Lots of wineries were on hand, including family-owned Husch Vineyards and Meyer Family Cellars, home of the smooth Meyer Family Port. At the popular Craft Distillers booth, we sampled Mendocino-distilled delectables including pear-based Germain-Robin Pear de Pear and Crème de Poète liqueurs, Fluid Dynamics bottled cocktails, and Crispin’s heavenly garden-in-your-glass Rose Liqueur.
We learned about romantic lodgings such as the cozy Brewery Gulch Inn and fifth-generation family-run Little River Inn. And we were excited to hear about Point Arena’s B. Bryan Preserve, which recently relocated to Mendocino County from Mississippi and is actively devoted to the breeding and preservation of hooved African wild animals including zebras, giraffes and antelopes.

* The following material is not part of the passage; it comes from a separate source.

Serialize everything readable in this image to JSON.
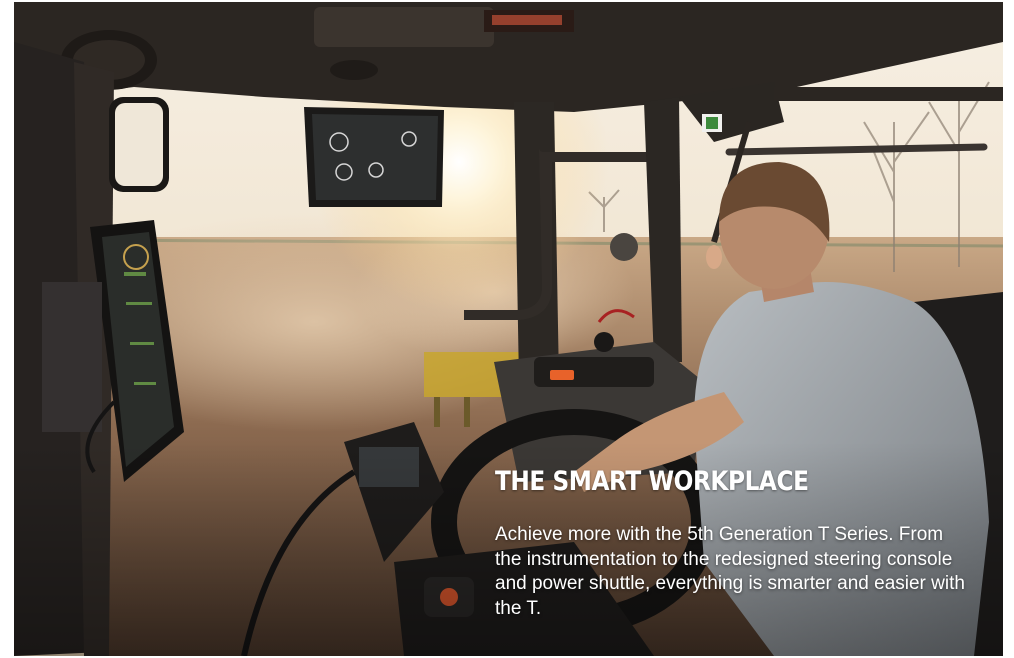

We learned a lot and were reminded of our last visit to green Mendocino. But amidst all this talk of trains, giraffes and Chardonnay, something was missing — and it was the sea.
For us, Mendocino’s main attraction is its rocky, wild seashore: not the classic sun-baked Southern California strand but a roaring watch-your-step wonderland of pink and gold and black and white and ever-shifting moody blue. We searched Taste of Mendocino for someone to talk with about these beaches — and happily met Terry d’Selkie, who for over thirty years has hand-harvested raw seaweed from the rocky shallows to create Ocean Harvest Sea Vegetable Company products, which are sold online and served at restaurants nationwide.

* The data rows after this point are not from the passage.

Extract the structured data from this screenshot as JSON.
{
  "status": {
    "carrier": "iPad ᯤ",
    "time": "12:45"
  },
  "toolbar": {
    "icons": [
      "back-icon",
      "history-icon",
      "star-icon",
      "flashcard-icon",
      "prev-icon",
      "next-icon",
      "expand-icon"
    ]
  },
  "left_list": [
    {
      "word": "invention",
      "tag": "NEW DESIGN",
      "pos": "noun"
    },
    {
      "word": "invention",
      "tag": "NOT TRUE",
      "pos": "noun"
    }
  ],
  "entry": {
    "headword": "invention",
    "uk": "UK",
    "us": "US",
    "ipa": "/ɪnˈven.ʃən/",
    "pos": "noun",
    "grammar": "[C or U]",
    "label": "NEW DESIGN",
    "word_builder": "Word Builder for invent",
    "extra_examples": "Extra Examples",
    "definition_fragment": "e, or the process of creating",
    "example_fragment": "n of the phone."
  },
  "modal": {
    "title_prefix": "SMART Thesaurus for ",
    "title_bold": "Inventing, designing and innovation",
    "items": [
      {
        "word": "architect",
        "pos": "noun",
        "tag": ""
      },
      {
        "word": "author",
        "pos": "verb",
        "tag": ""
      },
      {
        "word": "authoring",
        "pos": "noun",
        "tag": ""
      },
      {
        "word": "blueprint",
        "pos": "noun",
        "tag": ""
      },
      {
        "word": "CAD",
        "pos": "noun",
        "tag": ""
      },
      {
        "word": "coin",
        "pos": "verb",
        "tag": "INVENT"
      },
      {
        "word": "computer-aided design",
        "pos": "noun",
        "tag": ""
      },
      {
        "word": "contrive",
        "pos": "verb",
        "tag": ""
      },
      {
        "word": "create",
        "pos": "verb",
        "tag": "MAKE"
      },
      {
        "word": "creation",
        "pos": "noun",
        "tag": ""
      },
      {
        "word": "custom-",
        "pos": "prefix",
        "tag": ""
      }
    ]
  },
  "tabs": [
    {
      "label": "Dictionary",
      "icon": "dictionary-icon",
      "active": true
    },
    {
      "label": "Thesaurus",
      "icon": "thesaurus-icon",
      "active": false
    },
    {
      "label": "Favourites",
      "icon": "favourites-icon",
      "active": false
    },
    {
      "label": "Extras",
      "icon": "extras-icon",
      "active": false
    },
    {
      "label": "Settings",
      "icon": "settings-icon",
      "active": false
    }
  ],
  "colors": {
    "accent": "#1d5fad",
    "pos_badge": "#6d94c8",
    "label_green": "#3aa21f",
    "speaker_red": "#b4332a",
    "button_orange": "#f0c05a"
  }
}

Sampling these mineral-rich snacks which brought alive in our mouths the very essence of all that we love about the sea, we yearned to learn d’Selkie’s story. This is what she told us:
“We sustainably hand-harvest and sun-dry ten different species of seaweeds during the new and full moons of summer each year,” between April and July.
“Harvesting seaweed is no easy day at the beach. It starts at 4:30 a.m. when I leave my home in the redwoods. At daybreak, we walk in wetsuits, booties, and wool hats with our backpacks full of gear. When it is a longer trek, we take a wheelbarrow because carrying 200 pounds of wet seaweed” back from the beach “is not possible in two backpacks. After we sing to the ocean, giving thanks for such abundance, we hand-harvest frond tips from the various ocean plants” — such as sea palm, ocean ribbon, kombu, fucus, bull-whip kelp, wakame and dulse.
“We must listen to and watch the waves to understand their ebb and flow. The mixed swells combine to produce varying wave heights, which, along with the added height of wind waves, can produce waves of up to 16-20 feet. Sometimes we cut and run,” d’Selkie explained.
“Other days the ocean is flat, but there is no predicting what ocean conditions are, and only regular use of a weather radio and a good tide book” can give human searchers the edge.
“Even though safety is a priority, I have been swept off rocks I was harvesting on. The pull of the ocean after the wave hit the rock was so strong that I lost my hat, shoes, knife and bag to the ocean. I was lucky enough to be swept back against a rock and grabbed onto the ocean ribbon seaweed holdfast — and hold fast I did.
“We drive the seaweed back through the redwoods and, at a 2,000-foot elevation, we dry the seaweed in the sun’s rays to preserve its prana,” she said, using the Sanskrit word meaning “life force.”
“This drying process is very tedious, long and hot. We take great care to keep the seaweed at a stable temperature and dryness throughout the year. Seaweed loves to soak up any ambient moisture,” she added.
“Seaweed harvesting is a right livelihood and an amazing way to get nutritious and delicious food to seaweed lovers. The minerals in seaweeds are more complete than those in any other plant-based foods.”
Adherents to the macrobiotic movement, along with everyone who loves Japanese cuisine, would happily agree. D’Selkie offers annual Seaweed Safaris for those who would like to join the harvest firsthand. It’s not your typical dip in the sea, but it sounds like a life-changer to us.